Start of Block

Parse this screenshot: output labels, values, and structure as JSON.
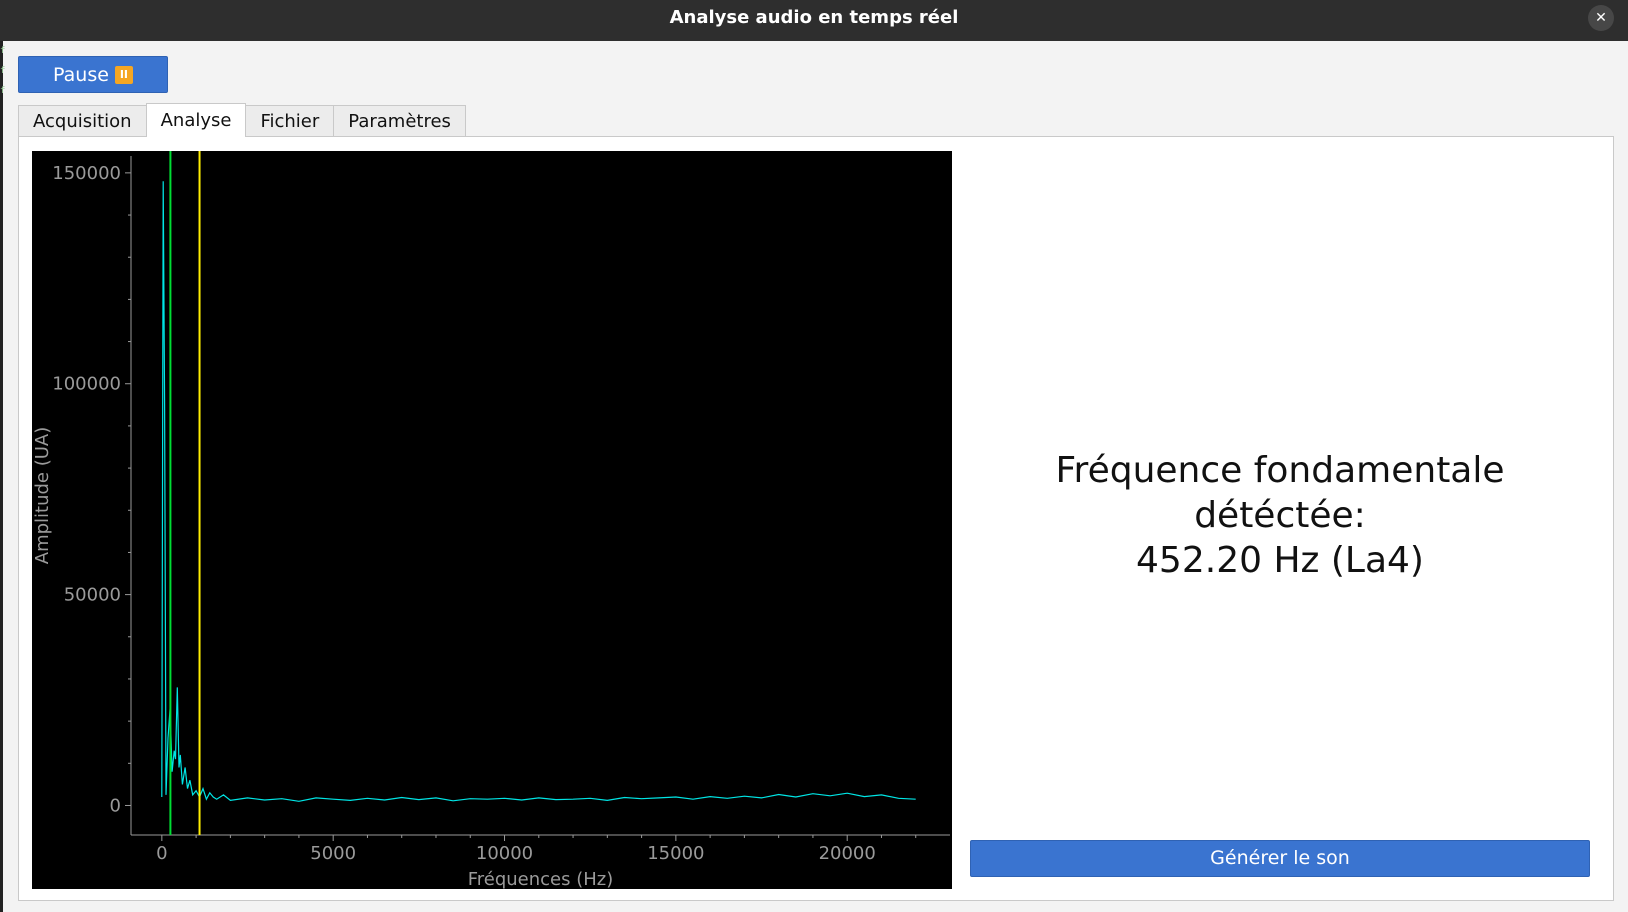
{
  "window": {
    "title": "Analyse audio en temps réel",
    "close_glyph": "✕"
  },
  "toolbar": {
    "pause_label": "Pause",
    "pause_icon": "pause-icon",
    "pause_icon_glyph": "II"
  },
  "tabs": [
    {
      "label": "Acquisition",
      "active": false
    },
    {
      "label": "Analyse",
      "active": true
    },
    {
      "label": "Fichier",
      "active": false
    },
    {
      "label": "Paramètres",
      "active": false
    }
  ],
  "result": {
    "line1": "Fréquence fondamentale détéctée:",
    "line2": "452.20 Hz (La4)"
  },
  "generate_button": "Générer le son",
  "colors": {
    "accent": "#3a74d0",
    "spectrum": "#00e5e5",
    "marker_green": "#00dd33",
    "marker_yellow": "#ffee00"
  },
  "chart_data": {
    "type": "line",
    "title": "",
    "xlabel": "Fréquences (Hz)",
    "ylabel": "Amplitude (UA)",
    "xlim": [
      -900,
      23000
    ],
    "ylim": [
      -7000,
      154000
    ],
    "xticks": [
      0,
      5000,
      10000,
      15000,
      20000
    ],
    "yticks": [
      0,
      50000,
      100000,
      150000
    ],
    "grid": false,
    "markers": [
      {
        "x": 250,
        "color": "#00dd33"
      },
      {
        "x": 1100,
        "color": "#ffee00"
      }
    ],
    "series": [
      {
        "x": [
          0,
          40,
          80,
          120,
          180,
          240,
          300,
          360,
          400,
          452,
          500,
          540,
          600,
          680,
          750,
          820,
          900,
          1000,
          1100,
          1200,
          1300,
          1400,
          1500,
          1600,
          1800,
          2000,
          2500,
          3000,
          3500,
          4000,
          4500,
          5000,
          5500,
          6000,
          6500,
          7000,
          7500,
          8000,
          8500,
          9000,
          9500,
          10000,
          10500,
          11000,
          11500,
          12000,
          12500,
          13000,
          13500,
          14000,
          14500,
          15000,
          15500,
          16000,
          16500,
          17000,
          17500,
          18000,
          18500,
          19000,
          19500,
          20000,
          20500,
          21000,
          21500,
          22000
        ],
        "y": [
          2000,
          148000,
          95000,
          2500,
          16000,
          23000,
          8000,
          13000,
          11000,
          28000,
          9000,
          12000,
          5000,
          9000,
          4000,
          6000,
          2500,
          3500,
          2000,
          4000,
          1500,
          3000,
          2000,
          1500,
          2500,
          1200,
          1800,
          1300,
          1600,
          1000,
          1800,
          1500,
          1200,
          1700,
          1300,
          1900,
          1400,
          1800,
          1100,
          1600,
          1500,
          1700,
          1300,
          1800,
          1400,
          1500,
          1700,
          1200,
          1900,
          1600,
          1800,
          2000,
          1500,
          2100,
          1700,
          2200,
          1800,
          2600,
          2000,
          2800,
          2300,
          2900,
          2100,
          2500,
          1700,
          1500
        ]
      }
    ]
  }
}
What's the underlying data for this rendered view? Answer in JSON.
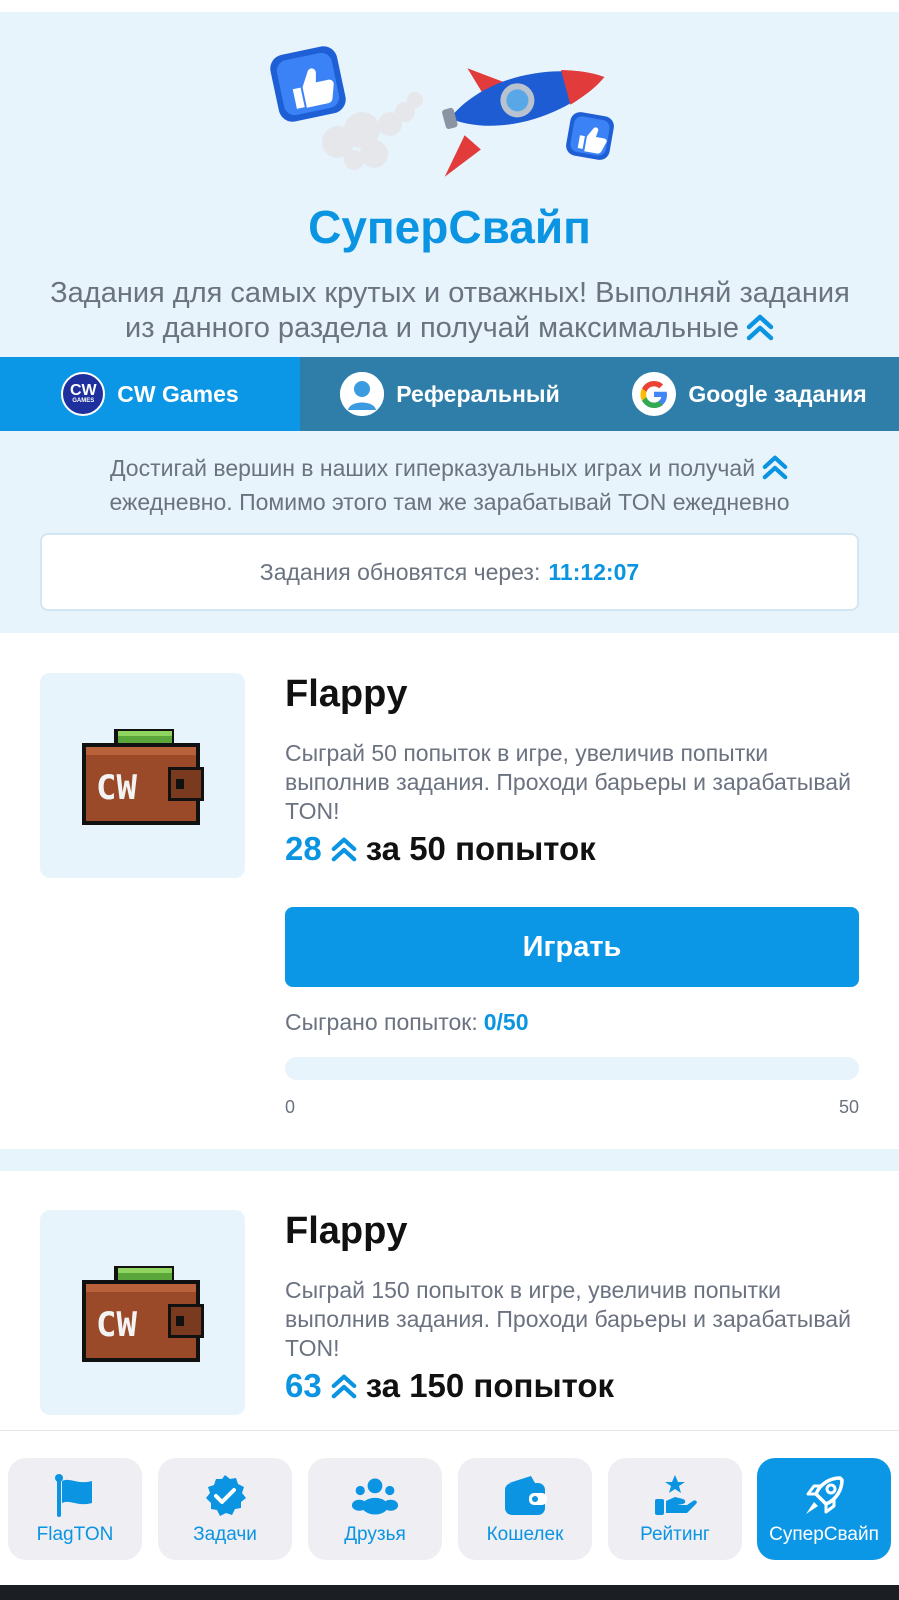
{
  "hero": {
    "title": "СуперСвайп",
    "description": "Задания для самых крутых и отважных! Выполняй задания из данного раздела и получай максимальные",
    "description_icon": "double-chevron-up-icon"
  },
  "tabs": [
    {
      "label": "CW Games",
      "icon": "cw-games-logo",
      "active": true,
      "icon_text": "CW",
      "icon_subtext": "GAMES"
    },
    {
      "label": "Реферальный",
      "icon": "user-icon",
      "active": false
    },
    {
      "label": "Google задания",
      "icon": "google-icon",
      "active": false
    }
  ],
  "section": {
    "description": "Достигай вершин в наших гиперказуальных играх и получай",
    "description_2": "ежедневно. Помимо этого там же зарабатывай TON ежедневно",
    "timer_label": "Задания обновятся через:",
    "timer_value": "11:12:07"
  },
  "tasks": [
    {
      "title": "Flappy",
      "description": "Сыграй 50 попыток в игре, увеличив попытки выполнив задания. Проходи барьеры и зарабатывай TON!",
      "reward_amount": "28",
      "reward_suffix": "за 50 попыток",
      "button_label": "Играть",
      "played_label": "Сыграно попыток:",
      "played_value": "0/50",
      "progress": 0,
      "progress_min": "0",
      "progress_max": "50",
      "thumb_text": "CW"
    },
    {
      "title": "Flappy",
      "description": "Сыграй 150 попыток в игре, увеличив попытки выполнив задания. Проходи барьеры и зарабатывай TON!",
      "reward_amount": "63",
      "reward_suffix": "за 150 попыток",
      "thumb_text": "CW"
    }
  ],
  "nav": [
    {
      "label": "FlagTON",
      "icon": "flag-icon",
      "active": false
    },
    {
      "label": "Задачи",
      "icon": "check-badge-icon",
      "active": false
    },
    {
      "label": "Друзья",
      "icon": "friends-icon",
      "active": false
    },
    {
      "label": "Кошелек",
      "icon": "wallet-icon",
      "active": false
    },
    {
      "label": "Рейтинг",
      "icon": "rating-icon",
      "active": false
    },
    {
      "label": "СуперСвайп",
      "icon": "rocket-icon",
      "active": true
    }
  ],
  "colors": {
    "accent": "#0b97e5",
    "accent_text": "#0a94e2",
    "tab_inactive": "#2f7ea9",
    "light_bg": "#e8f4fc",
    "muted_text": "#6b7280"
  }
}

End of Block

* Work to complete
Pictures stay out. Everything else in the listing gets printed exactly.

* Written answer
Parse this screenshot: output labels, values, and structure as JSON.
{
  "window": {
    "title": "Analyse audio en temps réel",
    "close_glyph": "✕"
  },
  "toolbar": {
    "pause_label": "Pause",
    "pause_icon": "pause-icon",
    "pause_icon_glyph": "II"
  },
  "tabs": [
    {
      "label": "Acquisition",
      "active": false
    },
    {
      "label": "Analyse",
      "active": true
    },
    {
      "label": "Fichier",
      "active": false
    },
    {
      "label": "Paramètres",
      "active": false
    }
  ],
  "result": {
    "line1": "Fréquence fondamentale détéctée:",
    "line2": "452.20 Hz (La4)"
  },
  "generate_button": "Générer le son",
  "colors": {
    "accent": "#3a74d0",
    "spectrum": "#00e5e5",
    "marker_green": "#00dd33",
    "marker_yellow": "#ffee00"
  },
  "chart_data": {
    "type": "line",
    "title": "",
    "xlabel": "Fréquences (Hz)",
    "ylabel": "Amplitude (UA)",
    "xlim": [
      -900,
      23000
    ],
    "ylim": [
      -7000,
      154000
    ],
    "xticks": [
      0,
      5000,
      10000,
      15000,
      20000
    ],
    "yticks": [
      0,
      50000,
      100000,
      150000
    ],
    "grid": false,
    "markers": [
      {
        "x": 250,
        "color": "#00dd33"
      },
      {
        "x": 1100,
        "color": "#ffee00"
      }
    ],
    "series": [
      {
        "x": [
          0,
          40,
          80,
          120,
          180,
          240,
          300,
          360,
          400,
          452,
          500,
          540,
          600,
          680,
          750,
          820,
          900,
          1000,
          1100,
          1200,
          1300,
          1400,
          1500,
          1600,
          1800,
          2000,
          2500,
          3000,
          3500,
          4000,
          4500,
          5000,
          5500,
          6000,
          6500,
          7000,
          7500,
          8000,
          8500,
          9000,
          9500,
          10000,
          10500,
          11000,
          11500,
          12000,
          12500,
          13000,
          13500,
          14000,
          14500,
          15000,
          15500,
          16000,
          16500,
          17000,
          17500,
          18000,
          18500,
          19000,
          19500,
          20000,
          20500,
          21000,
          21500,
          22000
        ],
        "y": [
          2000,
          148000,
          95000,
          2500,
          16000,
          23000,
          8000,
          13000,
          11000,
          28000,
          9000,
          12000,
          5000,
          9000,
          4000,
          6000,
          2500,
          3500,
          2000,
          4000,
          1500,
          3000,
          2000,
          1500,
          2500,
          1200,
          1800,
          1300,
          1600,
          1000,
          1800,
          1500,
          1200,
          1700,
          1300,
          1900,
          1400,
          1800,
          1100,
          1600,
          1500,
          1700,
          1300,
          1800,
          1400,
          1500,
          1700,
          1200,
          1900,
          1600,
          1800,
          2000,
          1500,
          2100,
          1700,
          2200,
          1800,
          2600,
          2000,
          2800,
          2300,
          2900,
          2100,
          2500,
          1700,
          1500
        ]
      }
    ]
  }
}
What's the underlying data for this rendered view? Answer in JSON.
{
  "hero": {
    "title": "СуперСвайп",
    "description": "Задания для самых крутых и отважных! Выполняй задания из данного раздела и получай максимальные",
    "description_icon": "double-chevron-up-icon"
  },
  "tabs": [
    {
      "label": "CW Games",
      "icon": "cw-games-logo",
      "active": true,
      "icon_text": "CW",
      "icon_subtext": "GAMES"
    },
    {
      "label": "Реферальный",
      "icon": "user-icon",
      "active": false
    },
    {
      "label": "Google задания",
      "icon": "google-icon",
      "active": false
    }
  ],
  "section": {
    "description": "Достигай вершин в наших гиперказуальных играх и получай",
    "description_2": "ежедневно. Помимо этого там же зарабатывай TON ежедневно",
    "timer_label": "Задания обновятся через:",
    "timer_value": "11:12:07"
  },
  "tasks": [
    {
      "title": "Flappy",
      "description": "Сыграй 50 попыток в игре, увеличив попытки выполнив задания. Проходи барьеры и зарабатывай TON!",
      "reward_amount": "28",
      "reward_suffix": "за 50 попыток",
      "button_label": "Играть",
      "played_label": "Сыграно попыток:",
      "played_value": "0/50",
      "progress": 0,
      "progress_min": "0",
      "progress_max": "50",
      "thumb_text": "CW"
    },
    {
      "title": "Flappy",
      "description": "Сыграй 150 попыток в игре, увеличив попытки выполнив задания. Проходи барьеры и зарабатывай TON!",
      "reward_amount": "63",
      "reward_suffix": "за 150 попыток",
      "thumb_text": "CW"
    }
  ],
  "nav": [
    {
      "label": "FlagTON",
      "icon": "flag-icon",
      "active": false
    },
    {
      "label": "Задачи",
      "icon": "check-badge-icon",
      "active": false
    },
    {
      "label": "Друзья",
      "icon": "friends-icon",
      "active": false
    },
    {
      "label": "Кошелек",
      "icon": "wallet-icon",
      "active": false
    },
    {
      "label": "Рейтинг",
      "icon": "rating-icon",
      "active": false
    },
    {
      "label": "СуперСвайп",
      "icon": "rocket-icon",
      "active": true
    }
  ],
  "colors": {
    "accent": "#0b97e5",
    "accent_text": "#0a94e2",
    "tab_inactive": "#2f7ea9",
    "light_bg": "#e8f4fc",
    "muted_text": "#6b7280"
  }
}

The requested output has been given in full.